Sales in nearly every single category are down year-over-year at GameStop during the quarter ending August 3, a decline that comes as the company is attempting to refocus its business, and one that company leadership attributes largely to the end of current console generations.
Overall, the company reported a GAAP net loss of $415.3 million for its second quarter, up from last year’s net loss of $24.9 million.
Global sales decreased 14.3 percent year-over-year, coming in at $1.3 billion for the quarter. Taking a category-by-category look, the retailer saw a year-over-year increase in only one sector: collectibles. Sales in that category were up 21.2 percent year-over-year, and the company notes double-digit growth both domestically and internationally.
New hardware sales are down 41.1 percent, attributed to recently announced next-gen consoles, new software sales are down 5.3 percent due to weaker title launches on non-Switch platforms, and accessories sales are down 9.5 percent overall.
Sales for pre-owned goods, including both hardware and software, is down 17.5 percent.

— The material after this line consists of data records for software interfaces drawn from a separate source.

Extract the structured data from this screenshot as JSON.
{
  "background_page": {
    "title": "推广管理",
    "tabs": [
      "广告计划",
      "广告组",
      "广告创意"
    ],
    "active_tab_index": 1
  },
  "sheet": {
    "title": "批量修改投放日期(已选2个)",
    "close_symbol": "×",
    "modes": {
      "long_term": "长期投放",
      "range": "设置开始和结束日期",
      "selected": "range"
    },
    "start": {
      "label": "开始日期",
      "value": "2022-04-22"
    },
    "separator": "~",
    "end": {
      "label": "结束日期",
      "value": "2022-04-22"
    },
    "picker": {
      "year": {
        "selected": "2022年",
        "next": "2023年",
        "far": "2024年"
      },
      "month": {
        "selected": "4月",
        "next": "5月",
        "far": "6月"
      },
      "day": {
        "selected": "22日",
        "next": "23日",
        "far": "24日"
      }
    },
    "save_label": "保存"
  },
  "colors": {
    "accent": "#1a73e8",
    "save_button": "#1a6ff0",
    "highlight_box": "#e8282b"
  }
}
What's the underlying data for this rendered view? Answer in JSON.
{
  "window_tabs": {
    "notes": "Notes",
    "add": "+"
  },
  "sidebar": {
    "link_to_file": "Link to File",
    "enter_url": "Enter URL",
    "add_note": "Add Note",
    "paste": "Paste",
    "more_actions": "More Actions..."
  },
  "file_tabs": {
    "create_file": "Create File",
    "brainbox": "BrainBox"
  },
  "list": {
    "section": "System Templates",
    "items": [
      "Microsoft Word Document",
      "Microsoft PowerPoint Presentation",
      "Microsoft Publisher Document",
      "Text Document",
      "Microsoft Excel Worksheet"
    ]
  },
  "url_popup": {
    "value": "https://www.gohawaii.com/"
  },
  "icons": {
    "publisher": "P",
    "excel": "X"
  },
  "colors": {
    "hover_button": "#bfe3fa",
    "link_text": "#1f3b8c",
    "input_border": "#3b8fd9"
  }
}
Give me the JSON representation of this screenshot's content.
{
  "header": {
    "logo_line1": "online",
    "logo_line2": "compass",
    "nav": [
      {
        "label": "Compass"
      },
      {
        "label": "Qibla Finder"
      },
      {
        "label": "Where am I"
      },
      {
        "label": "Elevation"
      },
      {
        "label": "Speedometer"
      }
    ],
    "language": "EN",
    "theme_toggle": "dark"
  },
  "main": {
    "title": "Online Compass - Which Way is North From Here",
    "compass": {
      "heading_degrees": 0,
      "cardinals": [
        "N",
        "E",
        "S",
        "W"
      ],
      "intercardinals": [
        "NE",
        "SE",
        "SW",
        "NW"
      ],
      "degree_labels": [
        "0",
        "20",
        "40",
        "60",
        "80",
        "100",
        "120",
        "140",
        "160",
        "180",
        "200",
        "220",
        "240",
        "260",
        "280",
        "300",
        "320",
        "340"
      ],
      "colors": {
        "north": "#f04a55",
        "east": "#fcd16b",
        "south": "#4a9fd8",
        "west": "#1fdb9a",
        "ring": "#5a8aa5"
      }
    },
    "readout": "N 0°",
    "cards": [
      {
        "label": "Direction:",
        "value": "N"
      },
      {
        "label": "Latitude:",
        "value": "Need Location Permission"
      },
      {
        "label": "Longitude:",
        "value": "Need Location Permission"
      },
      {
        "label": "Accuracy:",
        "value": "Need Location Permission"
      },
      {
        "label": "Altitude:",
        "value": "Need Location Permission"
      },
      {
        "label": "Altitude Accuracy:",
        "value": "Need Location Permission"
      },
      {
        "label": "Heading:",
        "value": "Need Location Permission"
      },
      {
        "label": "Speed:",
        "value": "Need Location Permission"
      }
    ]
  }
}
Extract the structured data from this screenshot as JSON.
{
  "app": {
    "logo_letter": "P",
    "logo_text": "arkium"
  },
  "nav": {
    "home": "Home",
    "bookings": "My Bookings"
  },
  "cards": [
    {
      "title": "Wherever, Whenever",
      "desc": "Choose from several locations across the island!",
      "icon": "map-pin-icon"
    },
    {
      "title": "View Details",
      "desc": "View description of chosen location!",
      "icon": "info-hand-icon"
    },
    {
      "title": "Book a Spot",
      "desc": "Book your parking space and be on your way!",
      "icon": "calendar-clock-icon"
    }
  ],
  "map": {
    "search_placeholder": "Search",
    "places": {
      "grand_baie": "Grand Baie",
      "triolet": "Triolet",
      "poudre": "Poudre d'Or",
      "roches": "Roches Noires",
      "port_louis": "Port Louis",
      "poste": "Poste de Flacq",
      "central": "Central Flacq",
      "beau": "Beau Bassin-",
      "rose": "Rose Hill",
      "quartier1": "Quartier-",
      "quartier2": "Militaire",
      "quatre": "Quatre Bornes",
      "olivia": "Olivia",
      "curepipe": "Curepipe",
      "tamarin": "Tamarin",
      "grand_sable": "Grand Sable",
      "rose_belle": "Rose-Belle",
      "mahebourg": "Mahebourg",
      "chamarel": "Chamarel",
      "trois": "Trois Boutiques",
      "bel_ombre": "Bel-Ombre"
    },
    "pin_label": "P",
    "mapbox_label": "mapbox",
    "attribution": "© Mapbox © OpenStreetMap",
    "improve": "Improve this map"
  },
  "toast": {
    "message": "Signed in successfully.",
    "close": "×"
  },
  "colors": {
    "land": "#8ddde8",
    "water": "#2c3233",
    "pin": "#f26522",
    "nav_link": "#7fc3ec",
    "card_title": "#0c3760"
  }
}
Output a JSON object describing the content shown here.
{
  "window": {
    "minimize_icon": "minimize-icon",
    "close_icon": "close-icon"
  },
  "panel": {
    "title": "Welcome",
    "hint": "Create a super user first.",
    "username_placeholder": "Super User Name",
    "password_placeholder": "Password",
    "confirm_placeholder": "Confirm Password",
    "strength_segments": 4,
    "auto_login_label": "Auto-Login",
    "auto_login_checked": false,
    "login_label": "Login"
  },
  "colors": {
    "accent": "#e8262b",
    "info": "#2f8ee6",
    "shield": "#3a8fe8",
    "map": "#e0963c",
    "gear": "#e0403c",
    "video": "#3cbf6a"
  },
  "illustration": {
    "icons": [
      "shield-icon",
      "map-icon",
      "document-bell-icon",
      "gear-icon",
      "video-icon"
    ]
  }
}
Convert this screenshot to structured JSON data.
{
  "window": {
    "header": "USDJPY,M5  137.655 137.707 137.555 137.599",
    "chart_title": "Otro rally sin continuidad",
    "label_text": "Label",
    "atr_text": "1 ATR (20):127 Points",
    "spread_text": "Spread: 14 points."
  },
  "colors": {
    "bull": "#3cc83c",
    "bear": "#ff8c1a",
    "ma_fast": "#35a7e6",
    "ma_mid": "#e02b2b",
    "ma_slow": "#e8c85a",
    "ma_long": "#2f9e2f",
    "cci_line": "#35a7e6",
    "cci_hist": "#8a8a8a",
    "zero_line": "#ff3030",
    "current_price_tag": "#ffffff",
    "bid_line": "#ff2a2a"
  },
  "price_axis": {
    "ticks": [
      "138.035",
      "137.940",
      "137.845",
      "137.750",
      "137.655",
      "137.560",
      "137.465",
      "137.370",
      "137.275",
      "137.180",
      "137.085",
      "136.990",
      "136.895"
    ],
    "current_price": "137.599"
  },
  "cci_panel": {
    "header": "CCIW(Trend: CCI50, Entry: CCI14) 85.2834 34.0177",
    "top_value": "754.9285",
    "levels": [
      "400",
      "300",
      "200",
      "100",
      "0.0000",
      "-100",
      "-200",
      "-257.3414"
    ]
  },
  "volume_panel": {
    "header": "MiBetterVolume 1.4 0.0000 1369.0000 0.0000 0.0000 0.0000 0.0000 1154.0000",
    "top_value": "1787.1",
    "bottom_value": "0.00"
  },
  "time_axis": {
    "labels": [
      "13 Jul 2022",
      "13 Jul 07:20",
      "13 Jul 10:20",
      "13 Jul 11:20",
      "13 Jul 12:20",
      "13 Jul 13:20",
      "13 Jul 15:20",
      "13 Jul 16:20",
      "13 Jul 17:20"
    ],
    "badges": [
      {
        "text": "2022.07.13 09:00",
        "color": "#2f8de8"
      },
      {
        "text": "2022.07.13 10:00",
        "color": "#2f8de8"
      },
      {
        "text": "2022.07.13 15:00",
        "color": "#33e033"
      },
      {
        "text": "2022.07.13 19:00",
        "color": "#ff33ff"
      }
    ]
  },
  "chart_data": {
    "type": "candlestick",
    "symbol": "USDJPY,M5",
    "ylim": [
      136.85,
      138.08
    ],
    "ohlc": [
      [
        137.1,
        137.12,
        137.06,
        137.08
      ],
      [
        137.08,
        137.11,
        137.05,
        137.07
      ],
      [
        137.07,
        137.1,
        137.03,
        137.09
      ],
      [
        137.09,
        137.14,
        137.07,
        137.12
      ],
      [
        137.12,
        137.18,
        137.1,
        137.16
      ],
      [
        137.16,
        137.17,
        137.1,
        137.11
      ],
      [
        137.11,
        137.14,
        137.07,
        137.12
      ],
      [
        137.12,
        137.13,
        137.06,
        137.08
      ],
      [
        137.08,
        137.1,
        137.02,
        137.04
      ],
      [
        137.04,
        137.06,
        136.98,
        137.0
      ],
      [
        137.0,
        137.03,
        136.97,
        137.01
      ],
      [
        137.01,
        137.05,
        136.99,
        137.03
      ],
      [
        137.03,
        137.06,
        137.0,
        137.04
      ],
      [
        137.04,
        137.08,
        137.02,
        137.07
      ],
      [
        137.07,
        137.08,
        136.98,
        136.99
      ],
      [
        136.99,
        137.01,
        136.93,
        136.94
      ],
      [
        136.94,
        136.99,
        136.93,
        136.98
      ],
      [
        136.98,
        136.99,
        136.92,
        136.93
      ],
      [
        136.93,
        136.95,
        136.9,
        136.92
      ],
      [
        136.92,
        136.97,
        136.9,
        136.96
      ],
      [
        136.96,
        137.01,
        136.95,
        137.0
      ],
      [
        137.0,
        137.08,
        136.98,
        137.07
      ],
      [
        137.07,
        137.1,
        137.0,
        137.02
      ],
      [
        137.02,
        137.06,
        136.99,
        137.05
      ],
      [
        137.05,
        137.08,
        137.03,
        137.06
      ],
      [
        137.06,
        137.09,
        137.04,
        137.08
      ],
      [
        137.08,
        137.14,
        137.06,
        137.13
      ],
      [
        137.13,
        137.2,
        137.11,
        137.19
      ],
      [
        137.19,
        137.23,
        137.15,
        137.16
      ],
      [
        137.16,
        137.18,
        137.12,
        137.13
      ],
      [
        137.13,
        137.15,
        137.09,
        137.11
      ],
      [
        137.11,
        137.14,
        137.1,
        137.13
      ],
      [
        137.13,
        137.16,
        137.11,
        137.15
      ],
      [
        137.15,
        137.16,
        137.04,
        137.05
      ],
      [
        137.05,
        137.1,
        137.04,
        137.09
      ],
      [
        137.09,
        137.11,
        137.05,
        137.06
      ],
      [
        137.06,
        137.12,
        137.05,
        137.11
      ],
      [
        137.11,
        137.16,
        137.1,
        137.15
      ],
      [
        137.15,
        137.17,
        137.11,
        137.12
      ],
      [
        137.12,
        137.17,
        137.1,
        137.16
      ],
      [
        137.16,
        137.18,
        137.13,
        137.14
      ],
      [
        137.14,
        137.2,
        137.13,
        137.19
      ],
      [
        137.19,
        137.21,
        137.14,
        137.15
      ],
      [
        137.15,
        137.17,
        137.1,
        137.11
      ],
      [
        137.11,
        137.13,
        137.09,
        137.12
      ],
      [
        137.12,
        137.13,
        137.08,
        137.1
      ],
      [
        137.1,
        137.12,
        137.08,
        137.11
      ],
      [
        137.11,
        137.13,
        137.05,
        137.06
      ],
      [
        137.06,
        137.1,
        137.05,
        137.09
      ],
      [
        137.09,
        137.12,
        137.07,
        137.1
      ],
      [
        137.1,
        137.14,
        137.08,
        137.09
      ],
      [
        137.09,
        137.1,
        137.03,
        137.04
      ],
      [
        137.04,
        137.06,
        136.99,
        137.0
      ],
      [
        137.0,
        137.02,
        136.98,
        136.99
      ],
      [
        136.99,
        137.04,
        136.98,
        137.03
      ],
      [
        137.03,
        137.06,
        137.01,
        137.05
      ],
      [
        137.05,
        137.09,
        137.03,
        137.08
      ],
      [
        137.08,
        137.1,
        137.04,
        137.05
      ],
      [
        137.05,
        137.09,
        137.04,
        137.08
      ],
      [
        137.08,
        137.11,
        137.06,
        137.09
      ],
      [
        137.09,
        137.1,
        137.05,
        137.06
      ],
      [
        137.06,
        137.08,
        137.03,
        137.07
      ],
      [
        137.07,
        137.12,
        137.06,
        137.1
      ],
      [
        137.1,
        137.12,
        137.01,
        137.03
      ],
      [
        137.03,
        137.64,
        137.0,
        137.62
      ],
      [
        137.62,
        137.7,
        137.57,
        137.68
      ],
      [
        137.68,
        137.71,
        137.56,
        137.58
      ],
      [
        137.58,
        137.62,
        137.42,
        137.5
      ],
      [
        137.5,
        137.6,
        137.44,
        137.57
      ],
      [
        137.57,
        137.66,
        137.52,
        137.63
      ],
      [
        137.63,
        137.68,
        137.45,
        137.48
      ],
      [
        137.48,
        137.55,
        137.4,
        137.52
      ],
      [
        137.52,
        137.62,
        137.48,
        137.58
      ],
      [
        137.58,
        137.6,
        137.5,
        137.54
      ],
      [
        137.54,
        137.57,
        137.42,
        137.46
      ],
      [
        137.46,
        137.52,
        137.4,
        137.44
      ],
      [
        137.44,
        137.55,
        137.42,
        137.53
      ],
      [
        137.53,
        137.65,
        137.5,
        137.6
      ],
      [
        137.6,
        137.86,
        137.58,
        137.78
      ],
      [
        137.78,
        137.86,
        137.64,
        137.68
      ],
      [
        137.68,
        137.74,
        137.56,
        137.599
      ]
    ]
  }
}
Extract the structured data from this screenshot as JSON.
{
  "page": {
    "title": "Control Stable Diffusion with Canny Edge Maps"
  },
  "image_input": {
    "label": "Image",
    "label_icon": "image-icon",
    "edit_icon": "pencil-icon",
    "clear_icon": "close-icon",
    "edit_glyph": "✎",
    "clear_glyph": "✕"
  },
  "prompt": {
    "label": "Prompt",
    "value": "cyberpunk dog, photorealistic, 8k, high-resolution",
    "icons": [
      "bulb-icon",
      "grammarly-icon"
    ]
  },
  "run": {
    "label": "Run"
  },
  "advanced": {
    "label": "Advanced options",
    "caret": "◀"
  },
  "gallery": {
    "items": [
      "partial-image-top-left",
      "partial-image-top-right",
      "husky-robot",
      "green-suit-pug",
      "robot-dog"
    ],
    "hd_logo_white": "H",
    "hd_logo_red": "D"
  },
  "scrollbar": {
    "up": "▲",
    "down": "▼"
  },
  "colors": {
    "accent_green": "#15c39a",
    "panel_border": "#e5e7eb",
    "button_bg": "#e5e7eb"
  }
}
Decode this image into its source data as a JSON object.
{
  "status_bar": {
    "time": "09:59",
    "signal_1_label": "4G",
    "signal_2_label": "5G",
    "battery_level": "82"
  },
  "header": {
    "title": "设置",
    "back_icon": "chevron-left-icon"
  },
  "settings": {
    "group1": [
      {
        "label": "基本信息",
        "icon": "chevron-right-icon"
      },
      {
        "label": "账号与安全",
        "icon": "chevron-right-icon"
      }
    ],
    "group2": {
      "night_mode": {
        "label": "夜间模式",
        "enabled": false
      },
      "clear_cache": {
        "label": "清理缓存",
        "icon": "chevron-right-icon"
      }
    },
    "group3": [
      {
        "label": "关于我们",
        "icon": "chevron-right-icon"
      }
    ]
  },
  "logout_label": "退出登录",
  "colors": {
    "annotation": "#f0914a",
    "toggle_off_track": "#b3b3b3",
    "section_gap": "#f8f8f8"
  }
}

GameStop leads into the press release for this quarter’s results with a breakdown of its ongoing GameStop Reboot initiative and the four areas it is focusing on in an effort to boost financial performance and support the company’s long-term success. Those steps include optimizing its core business, re-angling as a “social/cultural hub for gaming”, relaunch its website and build out its digital platform, and establish better relationships with vendors.
“We are committed to acting with a sense of urgency to address the areas of the business that are critical to achieving long-term success and value creation for all our stakeholders. We will set GameStop on the correct strategic path and fully leverage our unique position and brand in the video game industry,” said GameStop CEO George Sherman in that press release.
GameStop has been in the process of attempting to work itself into a better financial position for some time. Notably during Q2, GameStop moved to consolidate ThinkGeek’s online storefront into GameStop’s existing platform, and tapped the design firm R/GA to help reboot the physical locations for its stores.
The company also recently laid off over 120 staff, including nearly half of Game Informer’s editorial force, as part of its ongoing cost cutting measures, though those layoffs occurred just weeks after the close of the second quarter.